Cuben is a high-performance, non-woven, rip-stop composite laminate that was developed in the 1990s by a nuclear weapons physicist and an aerospace composite engineer. It's perfect for the construction of lightweight outdoor gear due to its unmatched strength-to-weight ratio. Cuben is highly durable, is 50-70 percent lighter and four times stronger than Kevlar while allowing flex without losing strength. It floats on water, has high chemical resistance, excellent UV resistance, and is 100 percent waterproof. HMG is a pioneer in the outdoor gear application of Cuben Fiber and their Flat Tarp is among the best.
It really is that small.
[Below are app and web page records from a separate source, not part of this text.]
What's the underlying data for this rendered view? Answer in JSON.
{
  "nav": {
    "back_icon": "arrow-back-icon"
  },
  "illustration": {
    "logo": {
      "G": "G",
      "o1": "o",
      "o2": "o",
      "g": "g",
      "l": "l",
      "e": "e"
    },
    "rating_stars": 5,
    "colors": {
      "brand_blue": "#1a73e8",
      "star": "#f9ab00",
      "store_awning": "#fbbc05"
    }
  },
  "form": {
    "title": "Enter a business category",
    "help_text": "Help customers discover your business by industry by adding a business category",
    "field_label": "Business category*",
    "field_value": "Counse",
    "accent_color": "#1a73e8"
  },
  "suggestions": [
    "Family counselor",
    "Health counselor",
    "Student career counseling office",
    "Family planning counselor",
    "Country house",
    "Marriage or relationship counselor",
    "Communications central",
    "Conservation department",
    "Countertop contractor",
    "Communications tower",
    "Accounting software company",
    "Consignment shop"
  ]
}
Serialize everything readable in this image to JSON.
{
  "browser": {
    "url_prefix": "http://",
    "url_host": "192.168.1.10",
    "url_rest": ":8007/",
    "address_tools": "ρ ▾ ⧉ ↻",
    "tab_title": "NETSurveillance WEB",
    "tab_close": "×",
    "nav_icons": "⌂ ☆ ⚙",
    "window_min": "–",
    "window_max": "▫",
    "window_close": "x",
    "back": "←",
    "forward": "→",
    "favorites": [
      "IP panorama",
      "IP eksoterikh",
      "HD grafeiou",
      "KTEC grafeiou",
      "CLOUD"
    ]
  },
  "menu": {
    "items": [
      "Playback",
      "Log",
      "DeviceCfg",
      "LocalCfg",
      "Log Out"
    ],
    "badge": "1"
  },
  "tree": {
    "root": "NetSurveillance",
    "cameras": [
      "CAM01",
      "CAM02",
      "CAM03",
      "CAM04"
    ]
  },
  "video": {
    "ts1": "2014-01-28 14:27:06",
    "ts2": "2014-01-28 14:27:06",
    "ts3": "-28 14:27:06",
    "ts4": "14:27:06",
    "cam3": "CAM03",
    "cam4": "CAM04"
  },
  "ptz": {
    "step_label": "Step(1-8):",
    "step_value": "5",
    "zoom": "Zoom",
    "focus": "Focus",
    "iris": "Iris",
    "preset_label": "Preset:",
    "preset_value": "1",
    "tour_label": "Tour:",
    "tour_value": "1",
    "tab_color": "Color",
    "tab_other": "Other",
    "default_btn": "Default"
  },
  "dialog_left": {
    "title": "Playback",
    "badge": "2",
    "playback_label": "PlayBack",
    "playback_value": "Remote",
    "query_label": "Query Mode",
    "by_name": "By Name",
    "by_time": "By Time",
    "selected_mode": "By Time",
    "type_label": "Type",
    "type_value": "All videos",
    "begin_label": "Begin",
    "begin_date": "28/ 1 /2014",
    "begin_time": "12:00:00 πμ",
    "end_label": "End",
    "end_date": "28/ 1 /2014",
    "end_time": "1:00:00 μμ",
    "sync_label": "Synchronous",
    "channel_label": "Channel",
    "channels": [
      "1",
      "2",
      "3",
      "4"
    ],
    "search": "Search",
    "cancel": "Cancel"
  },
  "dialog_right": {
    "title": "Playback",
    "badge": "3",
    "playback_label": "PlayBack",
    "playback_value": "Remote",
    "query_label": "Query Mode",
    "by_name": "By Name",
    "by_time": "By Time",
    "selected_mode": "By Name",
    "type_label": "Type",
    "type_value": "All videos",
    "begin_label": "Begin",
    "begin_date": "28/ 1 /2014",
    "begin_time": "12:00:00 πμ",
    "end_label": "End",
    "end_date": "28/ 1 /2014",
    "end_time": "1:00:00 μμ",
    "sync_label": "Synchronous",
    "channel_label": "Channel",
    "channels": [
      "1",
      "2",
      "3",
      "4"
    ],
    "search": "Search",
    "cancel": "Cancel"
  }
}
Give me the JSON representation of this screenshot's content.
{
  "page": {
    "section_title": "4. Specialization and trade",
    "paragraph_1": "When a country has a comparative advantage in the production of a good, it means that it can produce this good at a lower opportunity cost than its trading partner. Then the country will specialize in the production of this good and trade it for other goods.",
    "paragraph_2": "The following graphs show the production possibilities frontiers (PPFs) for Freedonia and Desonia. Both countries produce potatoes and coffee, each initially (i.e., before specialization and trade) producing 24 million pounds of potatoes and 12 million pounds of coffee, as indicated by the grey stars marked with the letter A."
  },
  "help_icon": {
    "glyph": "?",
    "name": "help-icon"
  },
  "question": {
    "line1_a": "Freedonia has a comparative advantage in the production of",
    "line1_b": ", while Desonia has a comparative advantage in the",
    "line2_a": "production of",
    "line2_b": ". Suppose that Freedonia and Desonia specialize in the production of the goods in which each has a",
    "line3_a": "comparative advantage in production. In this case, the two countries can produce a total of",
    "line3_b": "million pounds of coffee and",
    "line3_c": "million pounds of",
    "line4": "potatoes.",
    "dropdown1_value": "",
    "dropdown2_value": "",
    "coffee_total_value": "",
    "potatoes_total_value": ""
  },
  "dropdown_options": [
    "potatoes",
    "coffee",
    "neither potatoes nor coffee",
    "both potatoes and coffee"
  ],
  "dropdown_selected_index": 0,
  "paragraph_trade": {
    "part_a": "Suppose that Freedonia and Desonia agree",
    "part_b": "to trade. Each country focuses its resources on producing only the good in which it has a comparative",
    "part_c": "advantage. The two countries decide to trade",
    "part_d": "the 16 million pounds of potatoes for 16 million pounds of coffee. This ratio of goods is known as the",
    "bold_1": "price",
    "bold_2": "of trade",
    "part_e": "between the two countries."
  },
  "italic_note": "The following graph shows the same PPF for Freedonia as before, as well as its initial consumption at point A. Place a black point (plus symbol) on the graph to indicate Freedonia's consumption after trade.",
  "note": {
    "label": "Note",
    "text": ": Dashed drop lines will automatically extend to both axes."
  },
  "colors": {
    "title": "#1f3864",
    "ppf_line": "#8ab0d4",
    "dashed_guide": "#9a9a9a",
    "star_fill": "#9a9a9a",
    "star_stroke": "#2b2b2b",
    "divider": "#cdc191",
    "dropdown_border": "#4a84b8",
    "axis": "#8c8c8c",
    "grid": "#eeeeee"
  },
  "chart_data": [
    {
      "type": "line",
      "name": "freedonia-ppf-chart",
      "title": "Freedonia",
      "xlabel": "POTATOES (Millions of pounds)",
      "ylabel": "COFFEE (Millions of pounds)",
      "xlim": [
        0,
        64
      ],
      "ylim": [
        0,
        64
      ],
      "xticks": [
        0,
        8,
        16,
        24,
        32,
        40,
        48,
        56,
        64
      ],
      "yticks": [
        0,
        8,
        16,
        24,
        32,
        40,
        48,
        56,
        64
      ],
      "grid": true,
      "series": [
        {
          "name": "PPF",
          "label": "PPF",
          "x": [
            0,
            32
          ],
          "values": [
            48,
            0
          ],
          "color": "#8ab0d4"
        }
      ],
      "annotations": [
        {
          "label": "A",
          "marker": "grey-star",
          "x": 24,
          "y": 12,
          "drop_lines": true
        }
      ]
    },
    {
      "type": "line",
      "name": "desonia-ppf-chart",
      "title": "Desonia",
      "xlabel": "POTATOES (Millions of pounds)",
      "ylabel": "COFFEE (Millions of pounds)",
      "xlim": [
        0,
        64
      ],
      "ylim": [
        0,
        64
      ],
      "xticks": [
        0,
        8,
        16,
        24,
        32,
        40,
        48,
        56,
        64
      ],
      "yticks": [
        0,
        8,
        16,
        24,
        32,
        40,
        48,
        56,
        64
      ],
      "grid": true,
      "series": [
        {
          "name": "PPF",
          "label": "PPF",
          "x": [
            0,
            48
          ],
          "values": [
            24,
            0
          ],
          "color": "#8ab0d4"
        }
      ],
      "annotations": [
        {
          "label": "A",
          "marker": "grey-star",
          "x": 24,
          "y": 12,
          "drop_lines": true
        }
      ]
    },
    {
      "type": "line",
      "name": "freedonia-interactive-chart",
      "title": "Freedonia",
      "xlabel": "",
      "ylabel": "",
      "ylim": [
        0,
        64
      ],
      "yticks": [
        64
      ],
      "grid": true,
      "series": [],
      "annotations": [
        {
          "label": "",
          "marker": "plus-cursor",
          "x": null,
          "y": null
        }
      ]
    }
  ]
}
Sea To Summit Spark SP1 - $299 Sleeping bags are a crucial piece of gear. They keep us warm at night and can be used to keep us alive in an emergency. They are also one of the heaviest and bulkiest pieces of gear that we carry. That's not the case with the Sea To Summit Spark series. These have some of the best warmth-to-weight ratios of any bags on the market. In order to achieve that, STS used 850+ loft goose down (really good stuff that's been treated with moisture-repellent Ultra-Dry Down,) a micro-weight shell and liner, and ⅓ length zippers (a slight inconvenience for the sake of weight.) The SP1 is a summer bag with a 46° rating and weighs just over 12oz. It packs down to the size of a grapefruit — so small that Sea To Summit had to redesign their compression straps. Instead of being one of the largest items in my pack, this sleeping bag is one of the smallest. Expecting temperatures cooler than it's 46° rating? Wear socks, gloves, a warm hat, and a down or fleece jacket to add extra insulation in key heat-loss areas. I've used this bag in near-freezing temperatures and slept like a baby.
Fancy Feast Alcohol Stove - $1.49 You read that right. A dollar forty-nine. That's $0.49 for the Fancy Feast cat food and $1 for a hole punch. If you already have a cat and a hole punch, it's free. These stoves are inexpensive, simple, easy-to-use, and excel at boiling water. Ounce-for-ounce and dollar-for-dollar, you won't be able to buy a better stove. Plus you get the satisfaction of making it yourself and impressing all of your friends. Check the link for instructions and more info.
Carrying lighter packs makes it easier to reach places like this.
As my pack has gotten lighter and lighter, I've experienced the direct result of shedding pounds. No longer am I focusing on the soreness of my shoulders and back. They say that every pound that you wear on your feet is equal to carrying five pounds on your back. Because I'm carrying less weight, I can wear lightweight trail runners instead of heavy boots. It's a wonderful cycle. See a cool ridge that's off in the distance? Heading off-trail to check out the view no longer seems like a chore. Stopping for rest becomes easier when you don't have to off-load and pick up a heavy, cumbersome pack. I find myself enjoying every part of the experience more. Give it a try.
Photos: Chris Brinlee Jr
IndefinitelyWild is a new publication about adventure travel in the outdoors, the vehicles and gear that get us there and the people we meet along the way. Follow us on Facebook, Twitter and Instagram.